The first step (and one of the most important) to staging your home for sale is to declutter it. A home that is clutter-free will have a much better impression on buyers and result in higher offers and faster sales.
However, decluttering for home staging is different from decluttering to live in it. Here are 5 tips we recommend following if you want to give your home its best chance in a competitive market.
Decluttering Rules for Home Staging
Declutter, then declutter again
When you are living in your home, decluttering is a great thing to do periodically to clean out the old to make space for the new and to keep your home organized. However, the decluttering you do to stage your home for sale is not exactly the same. Even the cleanest, most organized homes can benefit from some extra decluttering before they go on the market.
This is because decluttering for home staging is not just about getting things organized. We recommend taking it a step further to open up the space so it seems as large as possible. We also like to take away any unnecessary distractions from buyers. This means de-personalizing the home so buyers can imagine their own lives there rather than getting caught up in the current homeowner’s lifestyle and tastes.
In the kitchen, for example, it is perfectly normal to leave a toaster out on the counter. However, for home staging, we like to remove small appliances and leave only a few pieces of décor out so the counter space looks as abundant as possible.
So, as a rule, declutter your home and then edit what’s displayed even further to make it ideal for home staging.
Remove 50-75% of items from shelves
As we mentioned, decluttering for home staging is about going the extra mile to really pare down the items in a space so the attention remains on the home. The less small items there are around, the more open and appealing it will be to buyers. Shelves are some of the most important spots to declutter.
For shelving, we recommend removing 50-75% of the items that are displayed. Focus on leaving a lot of negative space. If you’ve ever paid attention to the décor on shelves in model homes, it is stylish but spaced out to maintain a clean, open look. Aim for this look on your own shelves and surfaces.
Hide personal items
When a buyer is touring a home, it can snap them out of imagining their own life in the home once they spot something personal belonging to the current owner. It can shift the mood to an awkward one when they’re reminded that they are walking through a stranger’s home.
After you’ve decluttered all the major things in the home, go through and put away anything that is personal, such as family photos, framed certifications, children’s artwork, and toiletries. For items you still need on a daily basis such as toiletries, hide them in cabinets or drawers in an organized manner.
Declutter the spots you don’t think buyers will see (because they probably will)
You may be thinking that you can stuff all of these items into a linen closet or put them out in the garage because buyers won’t look there. Here’s the thing: a lot of buyers do look inside closets and cabinets to get an idea of how much storage is available.
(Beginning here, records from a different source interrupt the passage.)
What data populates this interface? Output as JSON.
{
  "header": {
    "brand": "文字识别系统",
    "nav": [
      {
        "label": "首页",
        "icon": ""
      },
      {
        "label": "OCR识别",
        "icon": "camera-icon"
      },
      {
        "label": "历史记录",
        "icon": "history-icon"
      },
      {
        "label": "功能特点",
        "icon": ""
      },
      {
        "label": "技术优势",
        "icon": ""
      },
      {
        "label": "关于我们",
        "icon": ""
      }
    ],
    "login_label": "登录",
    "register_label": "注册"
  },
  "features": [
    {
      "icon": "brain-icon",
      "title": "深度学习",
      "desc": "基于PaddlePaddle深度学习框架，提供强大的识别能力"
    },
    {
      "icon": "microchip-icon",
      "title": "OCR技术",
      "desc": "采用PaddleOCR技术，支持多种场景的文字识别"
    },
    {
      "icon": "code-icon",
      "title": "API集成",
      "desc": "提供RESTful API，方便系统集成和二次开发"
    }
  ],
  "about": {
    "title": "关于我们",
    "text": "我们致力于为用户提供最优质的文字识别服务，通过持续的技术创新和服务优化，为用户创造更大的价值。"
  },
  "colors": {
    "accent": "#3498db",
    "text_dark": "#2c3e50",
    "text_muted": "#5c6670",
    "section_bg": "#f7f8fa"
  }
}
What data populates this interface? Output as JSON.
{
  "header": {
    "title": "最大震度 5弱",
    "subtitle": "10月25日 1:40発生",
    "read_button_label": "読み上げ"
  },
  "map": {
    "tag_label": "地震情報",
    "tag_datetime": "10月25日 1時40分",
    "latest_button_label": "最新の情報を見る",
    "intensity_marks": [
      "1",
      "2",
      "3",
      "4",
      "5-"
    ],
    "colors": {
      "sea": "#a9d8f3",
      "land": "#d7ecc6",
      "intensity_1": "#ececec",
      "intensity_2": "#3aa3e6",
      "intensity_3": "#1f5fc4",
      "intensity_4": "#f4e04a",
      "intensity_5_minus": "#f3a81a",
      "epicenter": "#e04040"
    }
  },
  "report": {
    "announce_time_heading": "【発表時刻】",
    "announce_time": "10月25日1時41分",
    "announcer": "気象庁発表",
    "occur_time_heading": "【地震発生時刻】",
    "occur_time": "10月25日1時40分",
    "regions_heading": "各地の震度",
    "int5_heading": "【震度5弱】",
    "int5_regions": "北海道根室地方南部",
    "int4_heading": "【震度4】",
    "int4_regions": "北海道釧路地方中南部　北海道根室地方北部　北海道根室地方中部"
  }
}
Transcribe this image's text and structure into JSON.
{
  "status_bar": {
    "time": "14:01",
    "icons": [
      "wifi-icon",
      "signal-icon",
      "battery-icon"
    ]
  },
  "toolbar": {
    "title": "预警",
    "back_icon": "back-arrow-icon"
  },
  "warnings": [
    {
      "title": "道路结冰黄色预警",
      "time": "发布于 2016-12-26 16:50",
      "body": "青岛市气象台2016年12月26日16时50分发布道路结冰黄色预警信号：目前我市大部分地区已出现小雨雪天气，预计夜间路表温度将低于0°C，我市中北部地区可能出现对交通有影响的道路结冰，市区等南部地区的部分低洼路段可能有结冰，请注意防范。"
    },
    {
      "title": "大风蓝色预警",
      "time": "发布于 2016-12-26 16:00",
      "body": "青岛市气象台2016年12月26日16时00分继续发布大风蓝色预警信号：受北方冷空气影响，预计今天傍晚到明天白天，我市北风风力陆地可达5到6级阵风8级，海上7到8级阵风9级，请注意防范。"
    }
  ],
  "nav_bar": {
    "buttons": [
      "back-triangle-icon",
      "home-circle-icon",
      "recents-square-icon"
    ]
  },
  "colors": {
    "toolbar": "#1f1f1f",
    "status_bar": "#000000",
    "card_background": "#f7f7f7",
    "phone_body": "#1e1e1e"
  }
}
They also take a peek at the garage and if it’s chockful of stuff, they won’t be able to tell how much space it offers, either.
That’s why it’s important to declutter your storage areas, too, and organize them. Make sure they show off how much storage is available in a clean presentation. If you find that you aren’t able to declutter them enough, consider storing some of your stuff off-site (such as at a friend/family member’s home or a storage unit) until you move.
Start packing early and store off-site if possible
A clever solution is to start packing up your home early before you put it on the market. Not only does this get a lot of stuff out of the way before you list it, but it also gives you a head start on your move. If you decide to do this, though, it’s strongly advised that you store the boxes off-site somewhere, such as at a friend or family member’s home or in a storage unit until you move so they don’t create more clutter in the form of boxes, unless you have plenty of space in your garage without it creating an eye-sore.